◆ **Data records for software interfaces**
******************************

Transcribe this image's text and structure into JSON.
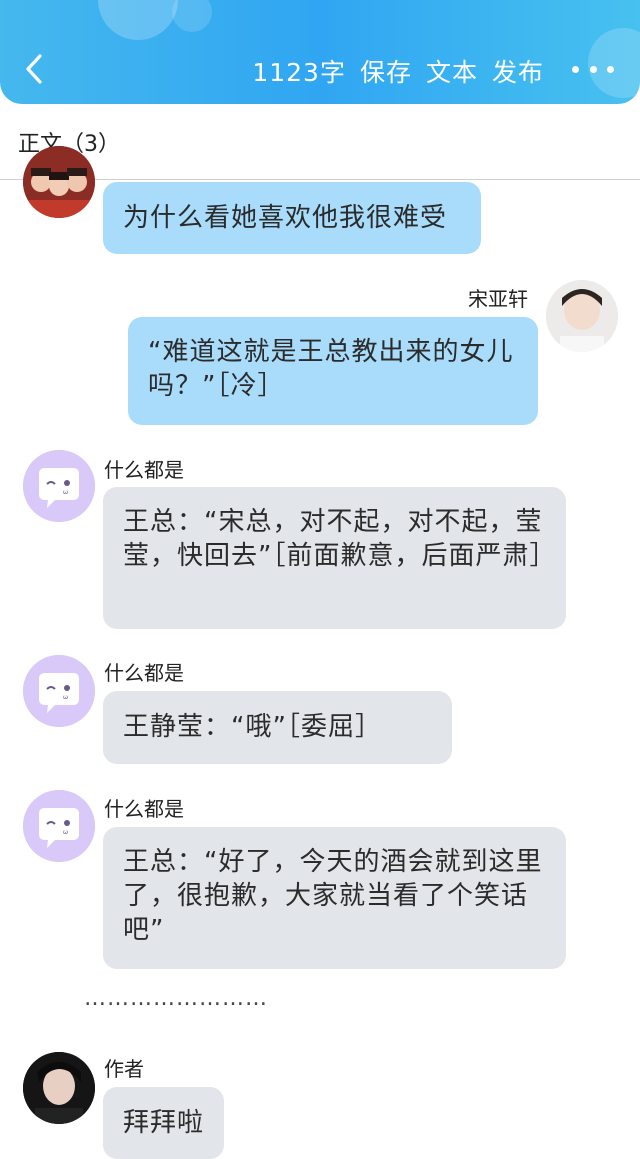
{
  "header": {
    "word_count": "1123字",
    "save": "保存",
    "text": "文本",
    "publish": "发布"
  },
  "section": {
    "title": "正文（3）"
  },
  "messages": [
    {
      "text": "为什么看她喜欢他我很难受"
    },
    {
      "speaker": "宋亚轩",
      "text": "“难道这就是王总教出来的女儿吗？”［冷］"
    },
    {
      "speaker": "什么都是",
      "text": "王总：“宋总，对不起，对不起，莹莹，快回去”［前面歉意，后面严肃］"
    },
    {
      "speaker": "什么都是",
      "text": "王静莹：“哦”［委屈］"
    },
    {
      "speaker": "什么都是",
      "text": "王总：“好了，今天的酒会就到这里了，很抱歉，大家就当看了个笑话吧”"
    },
    {
      "speaker": "作者",
      "text": "拜拜啦"
    }
  ],
  "separator": "……………………",
  "colors": {
    "header_blue": "#30a6f2",
    "bubble_blue": "#a8dcfa",
    "bubble_grey": "#e2e5ea",
    "robot_purple": "#d9c9f8"
  }
}
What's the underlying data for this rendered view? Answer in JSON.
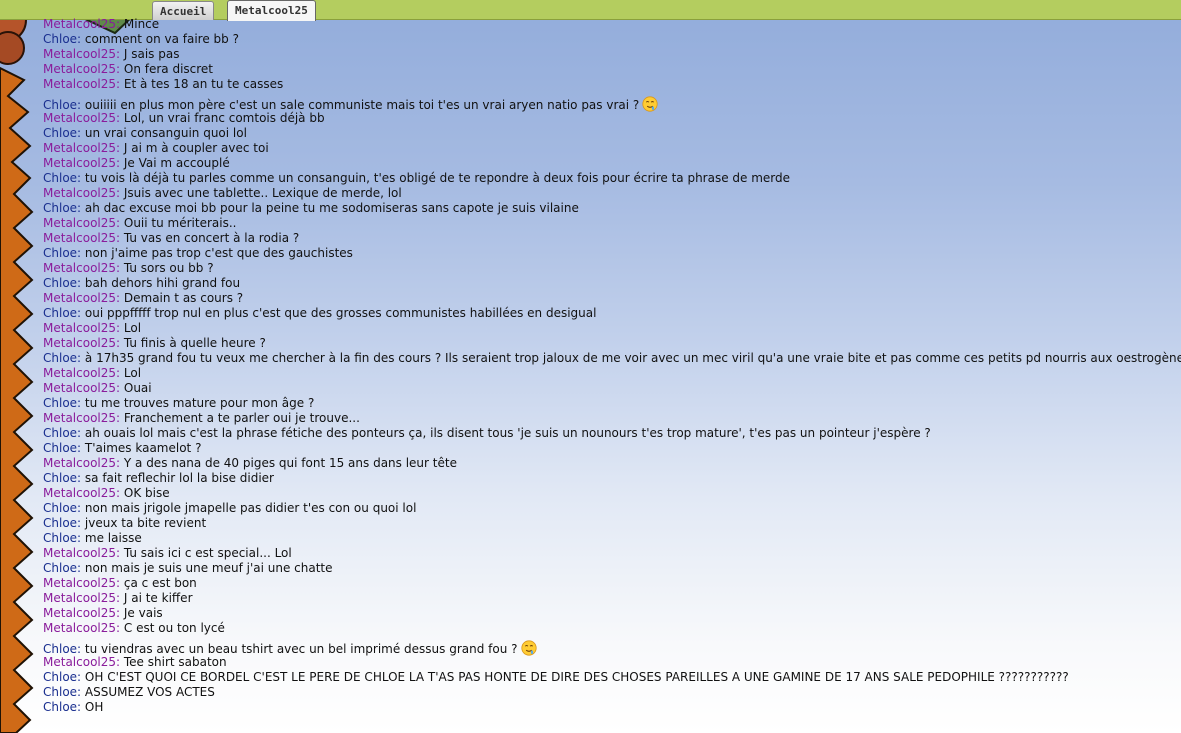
{
  "tabs": [
    {
      "label": "Accueil"
    },
    {
      "label": "Metalcool25"
    }
  ],
  "emoji_name": "drooling-face-emoji",
  "messages": [
    {
      "author": "Metalcool25",
      "text": "Mince"
    },
    {
      "author": "Chloe",
      "text": "comment on va faire bb ?"
    },
    {
      "author": "Metalcool25",
      "text": "J sais pas"
    },
    {
      "author": "Metalcool25",
      "text": "On fera discret"
    },
    {
      "author": "Metalcool25",
      "text": "Et à tes 18 an tu te casses"
    },
    {
      "author": "Chloe",
      "text": "ouiiiii en plus mon père c'est un sale communiste mais toi t'es un vrai aryen natio pas vrai ?",
      "emoji": true
    },
    {
      "author": "Metalcool25",
      "text": "Lol, un vrai franc comtois déjà bb"
    },
    {
      "author": "Chloe",
      "text": "un vrai consanguin quoi lol"
    },
    {
      "author": "Metalcool25",
      "text": "J ai m à coupler avec toi"
    },
    {
      "author": "Metalcool25",
      "text": "Je Vai m accouplé"
    },
    {
      "author": "Chloe",
      "text": "tu vois là déjà tu parles comme un consanguin, t'es obligé de te repondre à deux fois pour écrire ta phrase de merde"
    },
    {
      "author": "Metalcool25",
      "text": "Jsuis avec une tablette.. Lexique de merde, lol"
    },
    {
      "author": "Chloe",
      "text": "ah dac excuse moi bb pour la peine tu me sodomiseras sans capote je suis vilaine"
    },
    {
      "author": "Metalcool25",
      "text": "Ouii tu mériterais.."
    },
    {
      "author": "Metalcool25",
      "text": "Tu vas en concert à la rodia ?"
    },
    {
      "author": "Chloe",
      "text": "non j'aime pas trop c'est que des gauchistes"
    },
    {
      "author": "Metalcool25",
      "text": "Tu sors ou bb ?"
    },
    {
      "author": "Chloe",
      "text": "bah dehors hihi grand fou"
    },
    {
      "author": "Metalcool25",
      "text": "Demain t as cours ?"
    },
    {
      "author": "Chloe",
      "text": "oui pppfffff trop nul en plus c'est que des grosses communistes habillées en desigual"
    },
    {
      "author": "Metalcool25",
      "text": "Lol"
    },
    {
      "author": "Metalcool25",
      "text": "Tu finis à quelle heure ?"
    },
    {
      "author": "Chloe",
      "text": "à 17h35 grand fou tu veux me chercher à la fin des cours ? Ils seraient trop jaloux de me voir avec un mec viril qu'a une vraie bite et pas comme ces petits pd nourris aux oestrogènes"
    },
    {
      "author": "Metalcool25",
      "text": "Lol"
    },
    {
      "author": "Metalcool25",
      "text": "Ouai"
    },
    {
      "author": "Chloe",
      "text": "tu me trouves mature pour mon âge ?"
    },
    {
      "author": "Metalcool25",
      "text": "Franchement a te parler oui je trouve..."
    },
    {
      "author": "Chloe",
      "text": "ah ouais lol mais c'est la phrase fétiche des ponteurs ça, ils disent tous 'je suis un nounours t'es trop mature', t'es pas un pointeur j'espère ?"
    },
    {
      "author": "Chloe",
      "text": "T'aimes kaamelot ?"
    },
    {
      "author": "Metalcool25",
      "text": "Y a des nana de 40 piges qui font 15 ans dans leur tête"
    },
    {
      "author": "Chloe",
      "text": "sa fait reflechir lol la bise didier"
    },
    {
      "author": "Metalcool25",
      "text": "OK bise"
    },
    {
      "author": "Chloe",
      "text": "non mais jrigole jmapelle pas didier t'es con ou quoi lol"
    },
    {
      "author": "Chloe",
      "text": "jveux ta bite revient"
    },
    {
      "author": "Chloe",
      "text": "me laisse"
    },
    {
      "author": "Metalcool25",
      "text": "Tu sais ici c est special... Lol"
    },
    {
      "author": "Chloe",
      "text": "non mais je suis une meuf j'ai une chatte"
    },
    {
      "author": "Metalcool25",
      "text": "ça c est bon"
    },
    {
      "author": "Metalcool25",
      "text": "J ai te kiffer"
    },
    {
      "author": "Metalcool25",
      "text": "Je vais"
    },
    {
      "author": "Metalcool25",
      "text": "C est ou ton lycé"
    },
    {
      "author": "Chloe",
      "text": "tu viendras avec un beau tshirt avec un bel imprimé dessus grand fou ?",
      "emoji": true
    },
    {
      "author": "Metalcool25",
      "text": "Tee shirt sabaton"
    },
    {
      "author": "Chloe",
      "text": "OH C'EST QUOI CE BORDEL C'EST LE PERE DE CHLOE LA T'AS PAS HONTE DE DIRE DES CHOSES PAREILLES A UNE GAMINE DE 17 ANS SALE PEDOPHILE ???????????"
    },
    {
      "author": "Chloe",
      "text": "ASSUMEZ VOS ACTES"
    },
    {
      "author": "Chloe",
      "text": "OH"
    }
  ]
}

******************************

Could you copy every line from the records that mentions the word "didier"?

◆ **Task output**
      "text": "sa fait reflechir lol la bise didier"
      "text": "non mais jrigole jmapelle pas didier t'es con ou quoi lol"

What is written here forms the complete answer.